Photo credit: Jodie Hutchinson

REVIEW: Red Stitch Presents PENELOPE

Epic poetry and poolside murder

By Myron My

Penelope by Irish playwright Enda Walsh and directed by Alister Smith shows four men seeking to receive the love of Penelope in the absence of her warrior husband, Odysseus. Through hope, fear, anger and passion, will any of them win her love?

Penelope

Upon entering the theatre for this production, we watch a young man scrubbing blood from inside an empty swimming pool. Well, empty from water for it is teeming with deck chairs, books, alcohol and the disturbing red stains. In fact, the pool resembles a beach party for hoarders gone wrong. Taking center stage is a large barbeque with an ominous message for the four men of Penelope.

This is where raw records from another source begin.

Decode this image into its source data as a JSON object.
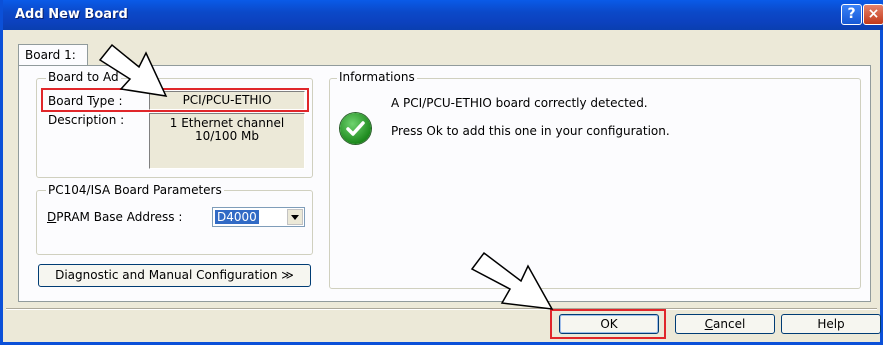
{
  "window": {
    "title": "Add New Board",
    "help_glyph": "?",
    "close_glyph": "×"
  },
  "tab": {
    "label": "Board 1:"
  },
  "board_to_add": {
    "legend": "Board to Ad",
    "type_label": "Board Type :",
    "type_value": "PCI/PCU-ETHIO",
    "description_label": "Description :",
    "description_line1": "1 Ethernet channel",
    "description_line2": "10/100 Mb"
  },
  "pc104": {
    "legend": "PC104/ISA Board Parameters",
    "dpram_label_first": "D",
    "dpram_label_rest": "PRAM Base Address :",
    "dpram_value": "D4000"
  },
  "diag_button": {
    "label": "Diagnostic and Manual Configuration ≫"
  },
  "informations": {
    "legend": "Informations",
    "line1": "A PCI/PCU-ETHIO board correctly detected.",
    "line2": "Press Ok to add this one in your configuration.",
    "icon": "check-icon"
  },
  "buttons": {
    "ok": "OK",
    "cancel_first": "C",
    "cancel_rest": "ancel",
    "help": "Help"
  },
  "colors": {
    "highlight": "#e0262a",
    "titlebar": "#0b49c9",
    "selection": "#316ac5"
  }
}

After this fascinating opening, the story unwinds at a perfect pace: fast enough to keep you interested but slow enough to not reveal everything at once. The mystery of the blood in the pool and the events that led up to that are ever so carefully unveiled through the taut script which works well in keeping the audience intrigued.

In contrast, costume design left little to the imagination, with all four men dressed in swimming trunks – yet each one seemed to convey a strong sense of who this character was. The brutish self-appointed leader, Quinn (Lyall Brooks) was dressed in red speedos – and you really can’t get any more alpha-male than that.

The last act however seemed to lose itself a bit. Despite the audience enjoying it, the “love in 6 acts” scene didn’t seem to have a place in the story. It relied on slapstick humour and not the sharply written dialogue and well thought-out character-driven scenes earlier, but this issue is to do with the play itself and its reworking of Homer’s classic tale rather than the direction or performances.

As this year’s Graduate Ensemble Actor for Red Stitch, Matthew Whitty as Burns certainly does show promise, however the more overtly experienced and skillful actors (Brooks, James Wardlaw and Dion Mills) in Penelope do manage to outshine him, and the impact of the final scene is therefore not as strong as it could be. It is a particularly exceptional performance by Mills as the flamboyant Dunne. His later monologue is compelling to watch as guards are let down and we see the real, vulnerable side to his character.

With strong intelligent direction by Smith, Penelope will have you pondering the moral and emotional questions it raises a good while after the show is over.

Venue: Theatreworks, 14 Acland St, St Kilda

Season: Until 13 April | 8:00pm, Sun 6:30pm

Tickets: $37 Full | $27 Conc

Bookings: 9534 3388 or http://www.theatreworks.org.au